Segment Start: Task material
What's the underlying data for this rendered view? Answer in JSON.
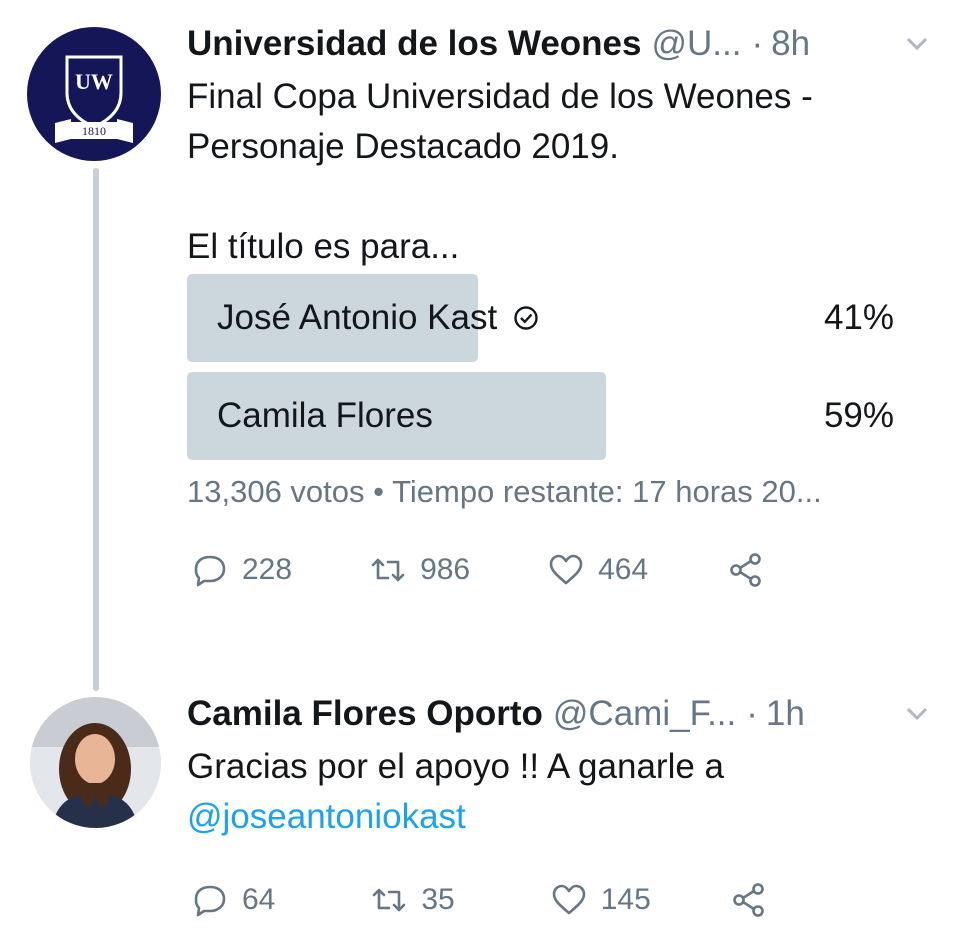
{
  "colors": {
    "mention": "#1da1f2",
    "secondary_text": "#657786",
    "poll_fill": "#ccd6dd",
    "avatar_bg": "#141658",
    "thread_line": "#c4cfd6"
  },
  "tweet1": {
    "author_name": "Universidad de los Weones",
    "handle": "@U...",
    "separator": "·",
    "time": "8h",
    "text_line1": "Final Copa Universidad de los Weones -",
    "text_line2": "Personaje Destacado 2019.",
    "text_line3": "El título es para...",
    "avatar_logo": {
      "letters": "UW",
      "year": "1810"
    },
    "poll": {
      "options": [
        {
          "label": "José Antonio Kast",
          "percent_text": "41%",
          "fraction": 0.41
        },
        {
          "label": "Camila Flores",
          "percent_text": "59%",
          "fraction": 0.59
        }
      ],
      "votes": "13,306 votos",
      "bullet": "•",
      "time_left": "Tiempo restante: 17 horas 20..."
    },
    "stats": {
      "replies": "228",
      "retweets": "986",
      "likes": "464"
    }
  },
  "tweet2": {
    "author_name": "Camila Flores Oporto",
    "handle": "@Cami_F...",
    "separator": "·",
    "time": "1h",
    "text_line1": "Gracias por el apoyo !! A ganarle a",
    "mention": "@joseantoniokast",
    "stats": {
      "replies": "64",
      "retweets": "35",
      "likes": "145"
    }
  }
}
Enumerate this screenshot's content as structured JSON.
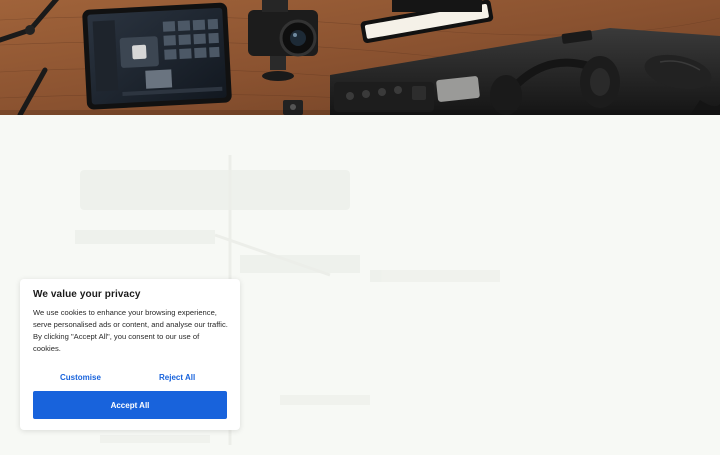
{
  "hero": {
    "image_label": "desk-setup-photo"
  },
  "cookie_banner": {
    "title": "We value your privacy",
    "body": "We use cookies to enhance your browsing experience, serve personalised ads or content, and analyse our traffic. By clicking \"Accept All\", you consent to our use of cookies.",
    "customise_label": "Customise",
    "reject_label": "Reject All",
    "accept_label": "Accept All"
  },
  "colors": {
    "accent": "#1863dc",
    "page_background": "#f7f9f5",
    "banner_background": "#ffffff"
  }
}
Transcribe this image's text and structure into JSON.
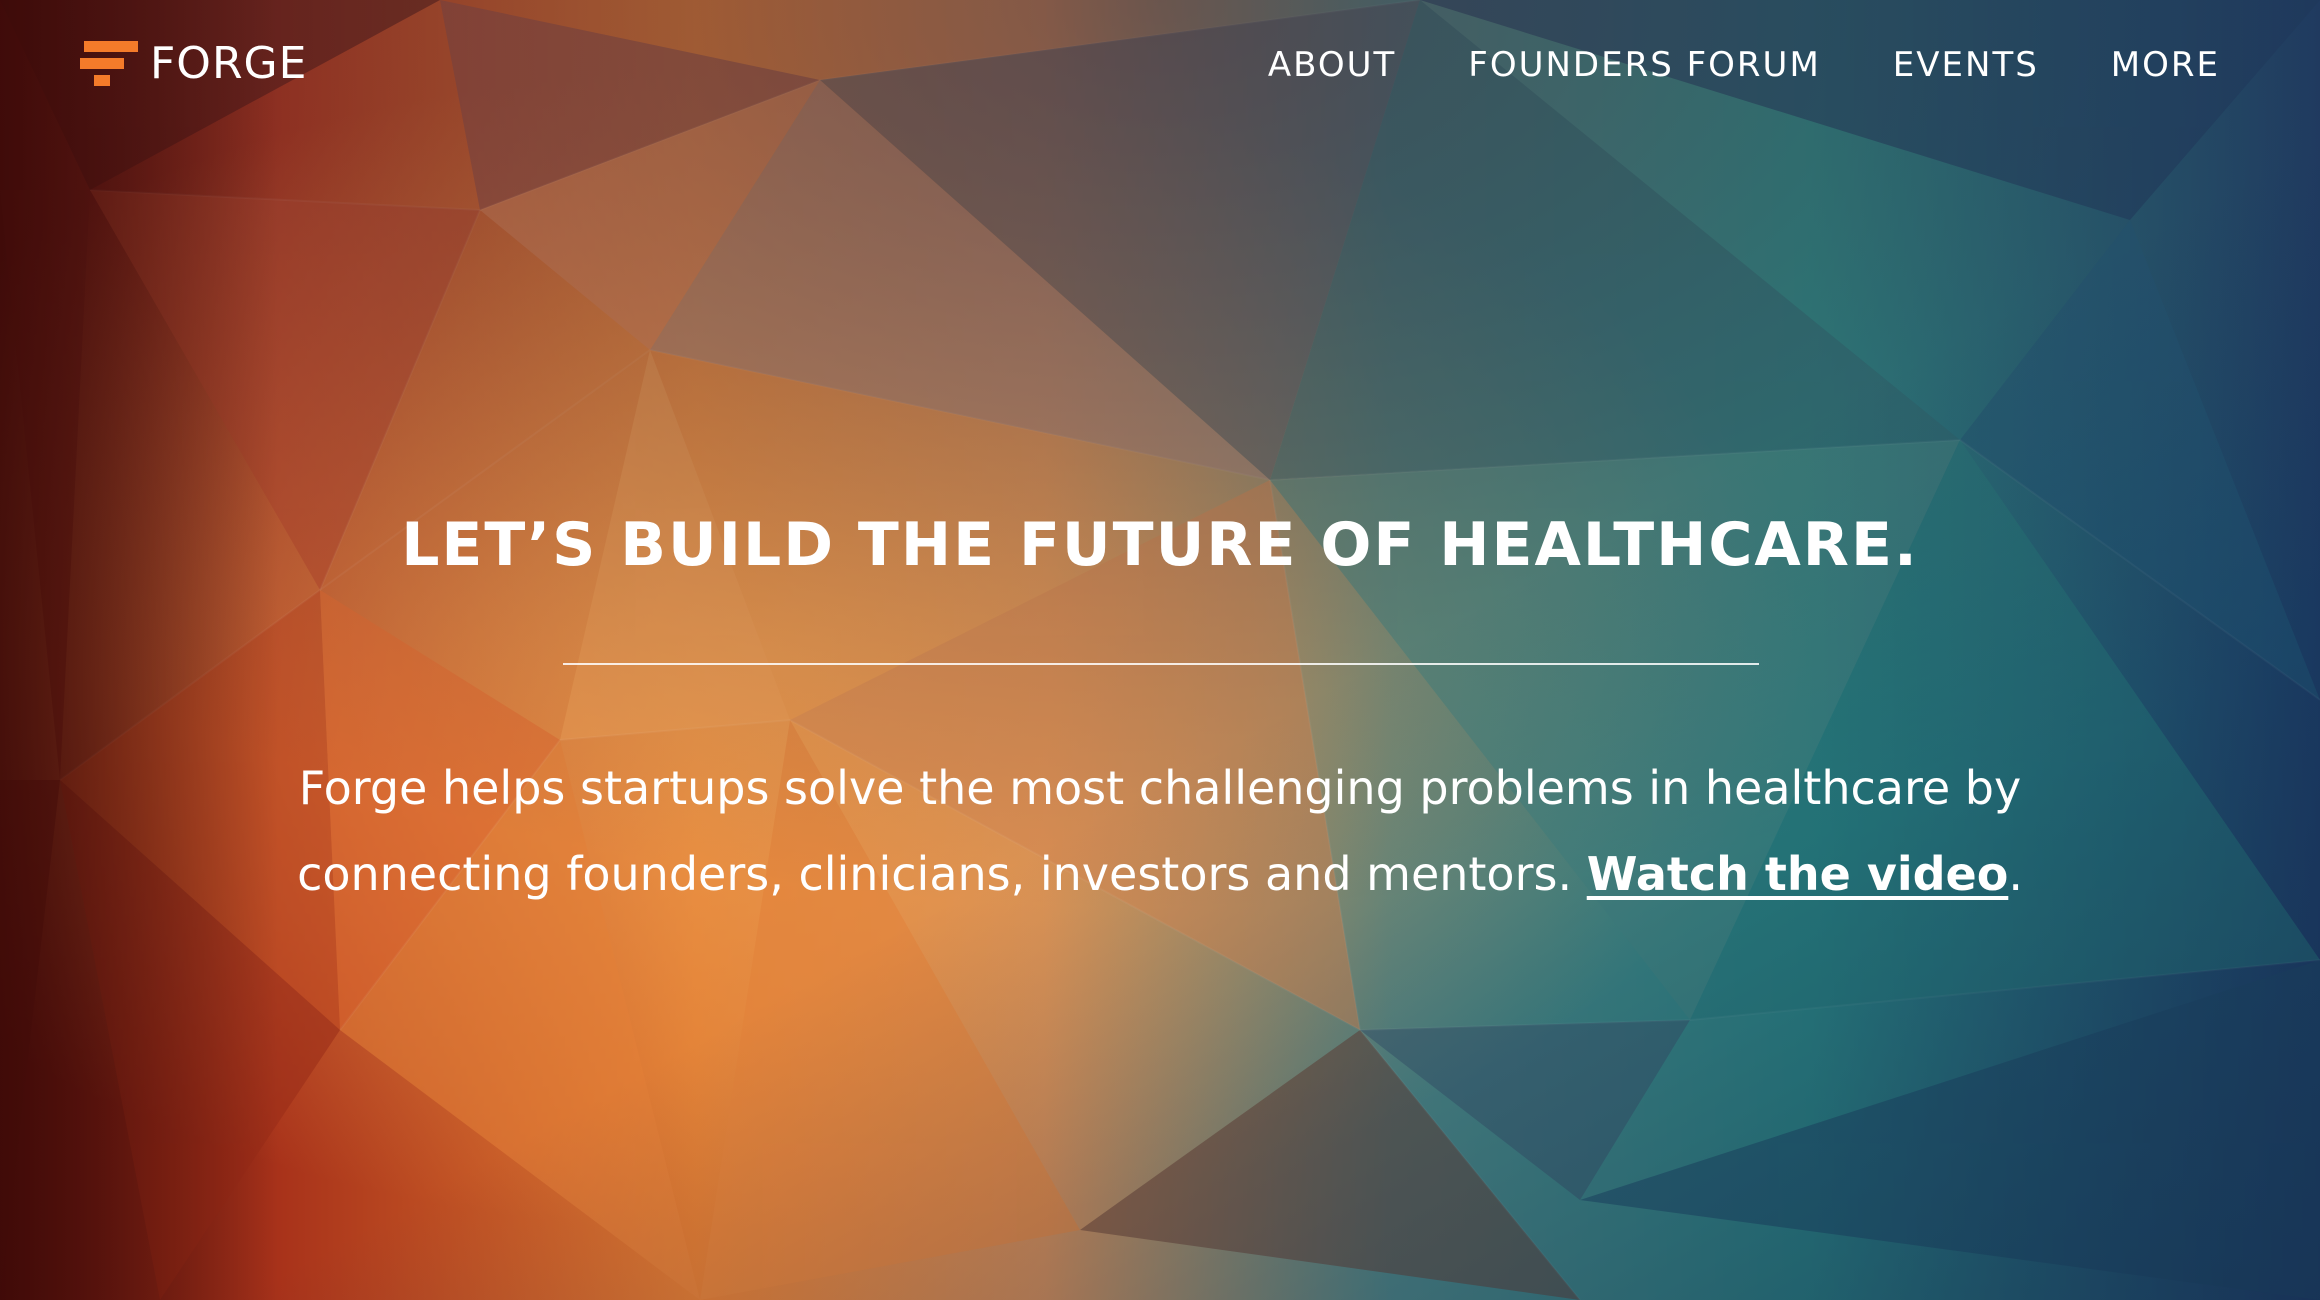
{
  "brand": {
    "name": "FORGE",
    "accent_color": "#f47b2a"
  },
  "nav": {
    "items": [
      {
        "label": "ABOUT"
      },
      {
        "label": "FOUNDERS FORUM"
      },
      {
        "label": "EVENTS"
      },
      {
        "label": "MORE"
      }
    ]
  },
  "hero": {
    "headline": "LET’S BUILD THE FUTURE OF HEALTHCARE.",
    "tagline_text": "Forge helps startups solve the most challenging problems in healthcare by connecting founders, clinicians, investors and mentors.",
    "video_link": "Watch the video",
    "tagline_end": "."
  },
  "background": {
    "palette": [
      "#5a1410",
      "#c2401c",
      "#e9893a",
      "#d8a47e",
      "#2f8c86",
      "#1e4f72",
      "#1b2f54"
    ]
  }
}
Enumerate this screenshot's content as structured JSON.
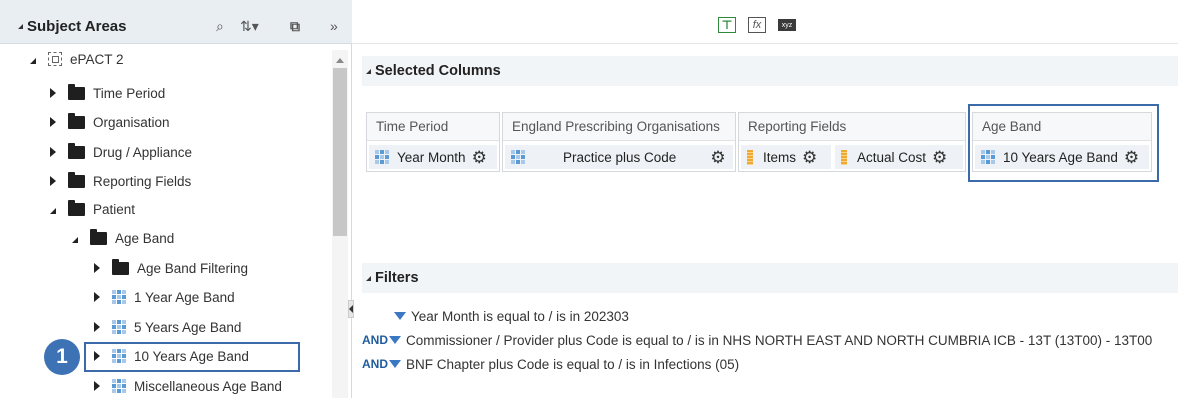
{
  "left_panel": {
    "title": "Subject Areas",
    "icons": [
      "search-icon",
      "sort-icon",
      "add-icon",
      "collapse-panel-icon"
    ],
    "tree": [
      {
        "label": "ePACT 2",
        "type": "subject-area",
        "expanded": true
      },
      {
        "label": "Time Period",
        "type": "folder",
        "expanded": false
      },
      {
        "label": "Organisation",
        "type": "folder",
        "expanded": false
      },
      {
        "label": "Drug / Appliance",
        "type": "folder",
        "expanded": false
      },
      {
        "label": "Reporting Fields",
        "type": "folder",
        "expanded": false
      },
      {
        "label": "Patient",
        "type": "folder",
        "expanded": true
      },
      {
        "label": "Age Band",
        "type": "folder",
        "expanded": true
      },
      {
        "label": "Age Band Filtering",
        "type": "folder",
        "expanded": false
      },
      {
        "label": "1 Year Age Band",
        "type": "column",
        "expanded": false
      },
      {
        "label": "5 Years Age Band",
        "type": "column",
        "expanded": false
      },
      {
        "label": "10 Years Age Band",
        "type": "column",
        "expanded": false
      },
      {
        "label": "Miscellaneous Age Band",
        "type": "column",
        "expanded": false
      }
    ],
    "step_badge": "1"
  },
  "toolbar": {
    "xyz_label": "xyz"
  },
  "selected_columns": {
    "title": "Selected Columns",
    "groups": [
      {
        "title": "Time Period",
        "columns": [
          {
            "label": "Year Month",
            "type": "attribute"
          }
        ]
      },
      {
        "title": "England Prescribing Organisations",
        "columns": [
          {
            "label": "Practice plus Code",
            "type": "attribute"
          }
        ]
      },
      {
        "title": "Reporting Fields",
        "columns": [
          {
            "label": "Items",
            "type": "measure"
          },
          {
            "label": "Actual Cost",
            "type": "measure"
          }
        ]
      },
      {
        "title": "Age Band",
        "columns": [
          {
            "label": "10 Years Age Band",
            "type": "attribute"
          }
        ]
      }
    ]
  },
  "filters": {
    "title": "Filters",
    "items": [
      {
        "prefix": "",
        "text": "Year Month is equal to / is in  202303"
      },
      {
        "prefix": "AND",
        "text": "Commissioner / Provider plus Code is equal to / is in  NHS NORTH EAST AND NORTH CUMBRIA ICB - 13T (13T00) - 13T00"
      },
      {
        "prefix": "AND",
        "text": "BNF Chapter plus Code is equal to / is in  Infections (05)"
      }
    ]
  },
  "colors": {
    "highlight_border": "#3b6aa8",
    "badge_bg": "#3d72b4",
    "and_keyword": "#1f5c9e"
  }
}
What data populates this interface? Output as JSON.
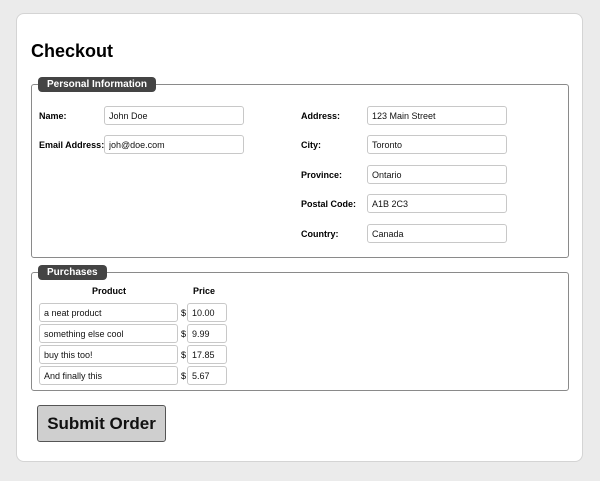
{
  "page": {
    "title": "Checkout"
  },
  "personal": {
    "legend": "Personal Information",
    "fields": {
      "name": {
        "label": "Name:",
        "value": "John Doe"
      },
      "email": {
        "label": "Email Address:",
        "value": "joh@doe.com"
      },
      "address": {
        "label": "Address:",
        "value": "123 Main Street"
      },
      "city": {
        "label": "City:",
        "value": "Toronto"
      },
      "province": {
        "label": "Province:",
        "value": "Ontario"
      },
      "postal": {
        "label": "Postal Code:",
        "value": "A1B 2C3"
      },
      "country": {
        "label": "Country:",
        "value": "Canada"
      }
    }
  },
  "purchases": {
    "legend": "Purchases",
    "headers": {
      "product": "Product",
      "price": "Price"
    },
    "currency_symbol": "$",
    "items": [
      {
        "product": "a neat product",
        "price": "10.00"
      },
      {
        "product": "something else cool",
        "price": "9.99"
      },
      {
        "product": "buy this too!",
        "price": "17.85"
      },
      {
        "product": "And finally this",
        "price": "5.67"
      }
    ]
  },
  "submit": {
    "label": "Submit Order"
  }
}
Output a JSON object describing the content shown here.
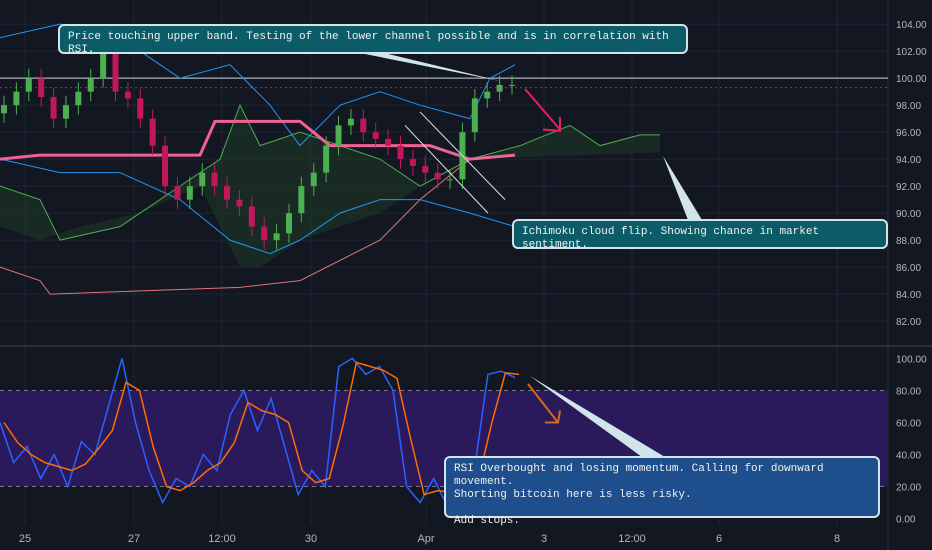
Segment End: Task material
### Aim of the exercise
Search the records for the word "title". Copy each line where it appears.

### Solution for this task
    "title": "We value your privacy",
    "title": "Subject Areas",
    "title": "Selected Columns",
        "title": "Time Period",
        "title": "England Prescribing Organisations",
        "title": "Reporting Fields",
        "title": "Age Band",
    "title": "Filters",
    "title": "Checkout"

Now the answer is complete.